This was a bridge too far. 

 

The Jordanian game is a careful balancing act. Amman maintained a line to the Assad regime, and was comfortable with its continued presence along its border. There was even talk that Jordan deliberately cut off supplies to the rebels in May 2013 (coinciding with a notable, and tense, visit to Amman by the Iranian foreign minister) during the battle of Khirbet al-Ghazaleh—an important town on the vital Damascus-Jordan highway—which led to its recapture by the regime. The Jordanians were careful to signal that their support for the rebels in the south would not go as far as to threaten Damascus, and that Jordan supported a political solution.

 

However, over the past year, the Syrian regime’s position in the south has deteriorated, and Assad became dependent on the Iranians and their militias in conducting operations.

 

Facing the prospect of the Islamic State (ISIS) moving in—with suspicions that the Assad regime would facilitate such an advent—and seeing that an Iranian command had replaced Assad, the Jordanians backed the rebels they had been working with for years as a buffer in the border region.

 

The situation came to a head in the town of Bosra, in the southeast of Daraa, near the border. The town was controlled by Hezbollah and the Iranians, but was being attacked by the Syrian rebels. Notably, a week after Judeh returned from Tehran, the Jordanian military went on alert near the border on 16 March, and a few days later the rebels took Bosra. 

 

This sequence of events suggests that discussing the Iranian role in southern Syria was indeed a primary purpose of Judeh’s trip to Tehran. As was leaked to Al-Hayat, the Jordanians sought to “inquire about the goal of the Iranian presence on their border.” The Iranians allegedly reassured Judeh that it was simply to secure Hezbollah in south Lebanon, “with no harm to Jordan.” Clearly, the Jordanians didn’t buy it. But they were also careful to maintain their balancing act, hence Judeh’s conciliatory remarks. 

 

The Jordanians aimed to hit several birds with one stone. They gave a nod to the Obama administration, which has been pushing the Arab states to reach an understanding with Tehran, and also stayed on point by emphasizing the priority of fighting terrorism. At the same time, Amman reassured the Saudis while simultaneously using the opening to Iran to obtain some financial assistance from the Gulf states.

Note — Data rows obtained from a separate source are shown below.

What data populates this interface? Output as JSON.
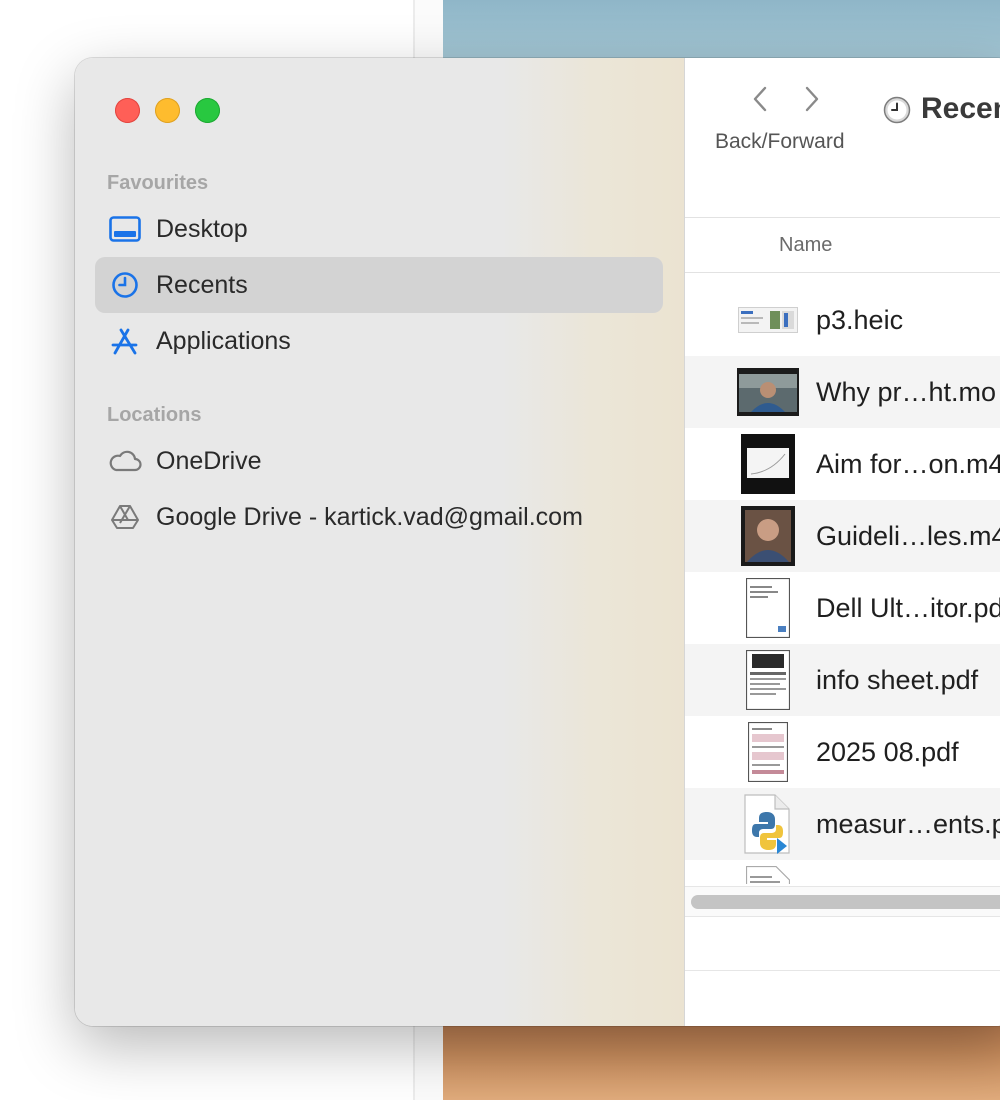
{
  "sidebar": {
    "favourites_title": "Favourites",
    "favourites": [
      {
        "label": "Desktop",
        "icon": "desktop-icon",
        "selected": false
      },
      {
        "label": "Recents",
        "icon": "clock-icon",
        "selected": true
      },
      {
        "label": "Applications",
        "icon": "applications-icon",
        "selected": false
      }
    ],
    "locations_title": "Locations",
    "locations": [
      {
        "label": "OneDrive",
        "icon": "cloud-icon"
      },
      {
        "label": "Google Drive - kartick.vad@gmail.com",
        "icon": "google-drive-icon"
      }
    ]
  },
  "toolbar": {
    "nav_label": "Back/Forward",
    "title": "Recen",
    "title_icon": "clock-icon"
  },
  "list": {
    "column_name": "Name",
    "files": [
      {
        "name": "p3.heic",
        "thumb": "screenshot-thumbnail"
      },
      {
        "name": "Why pr…ht.mo",
        "thumb": "video-thumbnail"
      },
      {
        "name": "Aim for…on.m4",
        "thumb": "video-thumbnail"
      },
      {
        "name": "Guideli…les.m4",
        "thumb": "video-thumbnail"
      },
      {
        "name": "Dell Ult…itor.pd",
        "thumb": "pdf-thumbnail"
      },
      {
        "name": "info sheet.pdf",
        "thumb": "pdf-thumbnail"
      },
      {
        "name": "2025 08.pdf",
        "thumb": "pdf-thumbnail"
      },
      {
        "name": "measur…ents.p",
        "thumb": "python-file-icon"
      },
      {
        "name": "",
        "thumb": "pdf-thumbnail"
      }
    ]
  },
  "colors": {
    "accent": "#1a73e8",
    "close": "#ff5f57",
    "minimize": "#febc2e",
    "maximize": "#28c840"
  }
}
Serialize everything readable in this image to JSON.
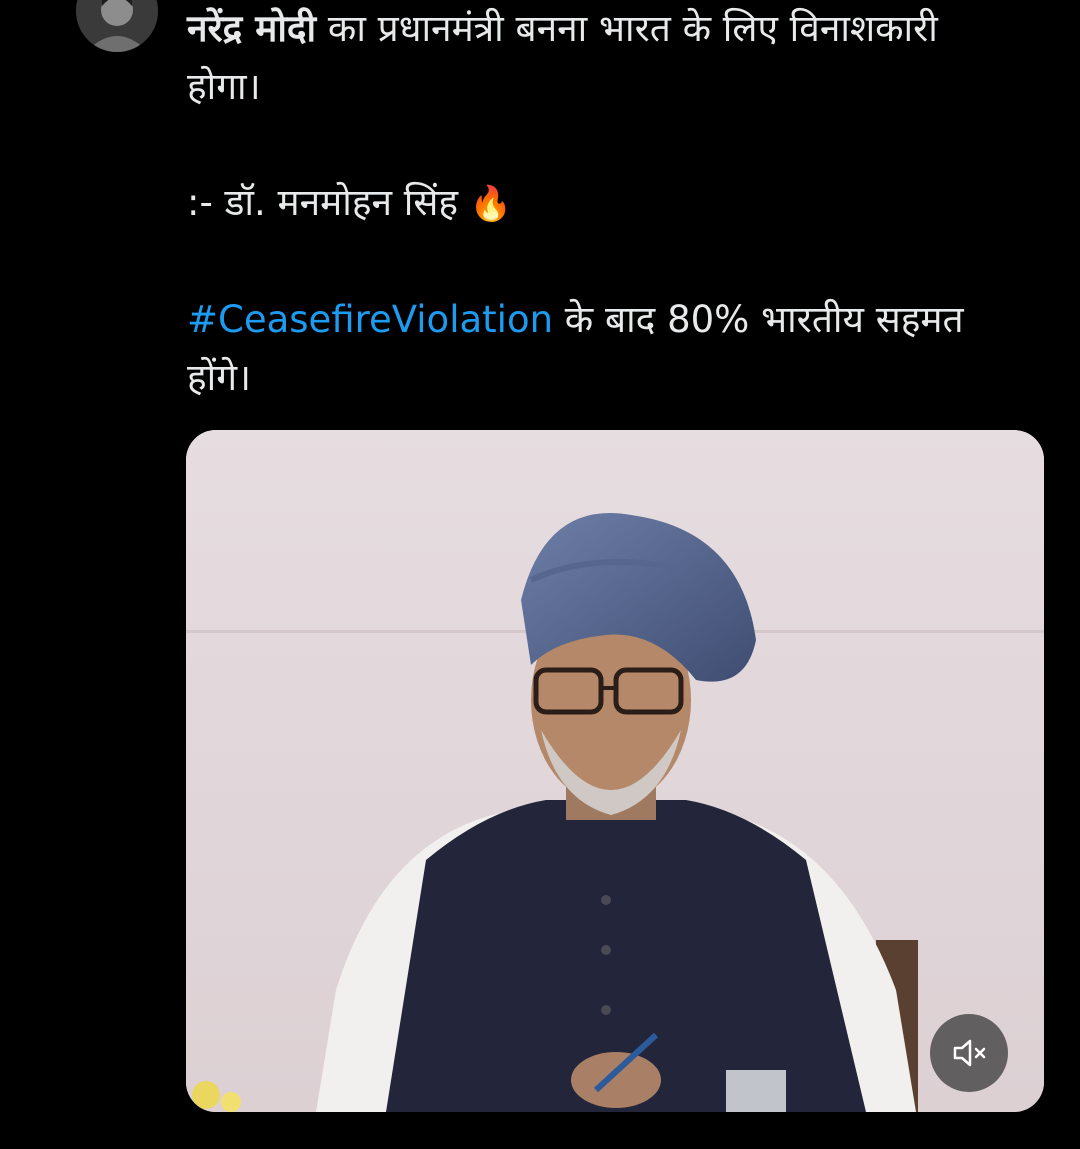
{
  "tweet": {
    "line1_bold": "नरेंद्र मोदी",
    "line1_rest": " का प्रधानमंत्री बनना भारत के लिए विनाशकारी होगा।",
    "attribution": ":- डॉ. मनमोहन सिंह ",
    "emoji": "🔥",
    "hashtag": "#CeasefireViolation",
    "closing": " के बाद 80% भारतीय सहमत होंगे।"
  },
  "media": {
    "type": "video",
    "mute_icon": "speaker-muted-icon"
  },
  "colors": {
    "background": "#000000",
    "text": "#e7e9ea",
    "hashtag": "#1d9bf0"
  }
}
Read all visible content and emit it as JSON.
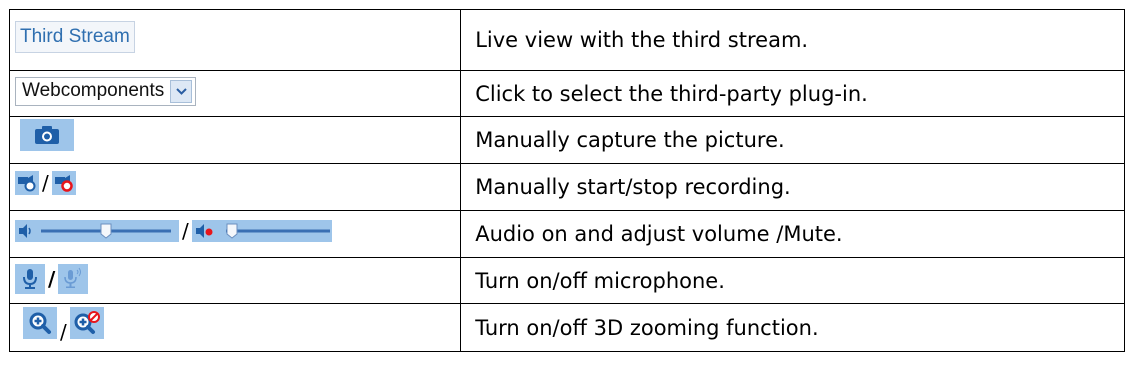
{
  "rows": [
    {
      "control": {
        "label": "Third Stream"
      },
      "description": "Live view with the third stream."
    },
    {
      "control": {
        "label": "Webcomponents",
        "icon": "chevron-down-icon"
      },
      "description": "Click to select the third-party plug-in."
    },
    {
      "control": {
        "icon": "camera-icon"
      },
      "description": "Manually capture the picture."
    },
    {
      "control": {
        "icons": [
          "record-start-icon",
          "record-stop-icon"
        ],
        "separator": "/"
      },
      "description": "Manually start/stop recording."
    },
    {
      "control": {
        "icons": [
          "volume-slider",
          "mute-slider"
        ],
        "separator": "/"
      },
      "description": "Audio on and adjust volume /Mute."
    },
    {
      "control": {
        "icons": [
          "microphone-on-icon",
          "microphone-off-icon"
        ],
        "separator": "/"
      },
      "description": "Turn on/off microphone."
    },
    {
      "control": {
        "icons": [
          "zoom-3d-on-icon",
          "zoom-3d-off-icon"
        ],
        "separator": "/"
      },
      "description": "Turn on/off 3D zooming function."
    }
  ],
  "colors": {
    "icon_bg": "#9ec5ea",
    "icon_fg": "#1f5fa8",
    "stop_red": "#e8151b",
    "stream_text": "#2f6fb0"
  }
}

Far from going against the Saudi bloc, the Jordanian military is participating in the Saudi-led coalition against the Iranian-backed Houthis in Yemen. But Jordanian journalists also aired leaks about Amman’s disappointment with the lack of aid from the Gulf Arabs, even as Jordan is carrying the burden of the war in Syria. This message was echoed by other Gulf writers who quickly called for supporting Jordan.

 

In the end, the Jordanians, ever aware of their vulnerability, are looking to maintain their delicate balancing act. However, for all the expressed concerns about ISIS, Amman is not about to acquiesce to the Iranian Revolutionary Guards and their militias setting up base on its border. King Abdullah knows what such a development would mean for the kingdom’s security, regardless of whether Soleimani’s comments were made now or three years ago.

 

Tony Badran is a research fellow at the Foundation for Defense of Democracies. He tweets @AcrossTheBay.

 

Jordanian Foreign Minister Nasser Judeh (L) shakes hands with his Iranian counterpart Mohammad Javad Zarif (R) during a press conference on January 14, 2014 in Amman. (AFP Photo/Mohammad Hannon)

As the Iranians began their push into the Daraa region, Jordan became a target for Hezbollah and the Syrian regime, which began attacking Amman for tolerating and supposedly aiding Jabhat al-Nusra along its border. The aim was to force Jordan to cut off support to the Syrian rebels and to accept the reality of the Iranian presence instead.

  • يسترجي

    Actually, Jordan does not fear Iran, it only fears a pointless war between Sunnis and Shiites. It is their duty to attempt to stop any such war from happening. On the other hand, politically as well as otherwise, they have stood up against Syrian pro-Iranian baath and with Iraqi baath for decades, they have a clear determination to stand against Iran in every diplomatically possible way until diplomacy fails.

    March 28, 2015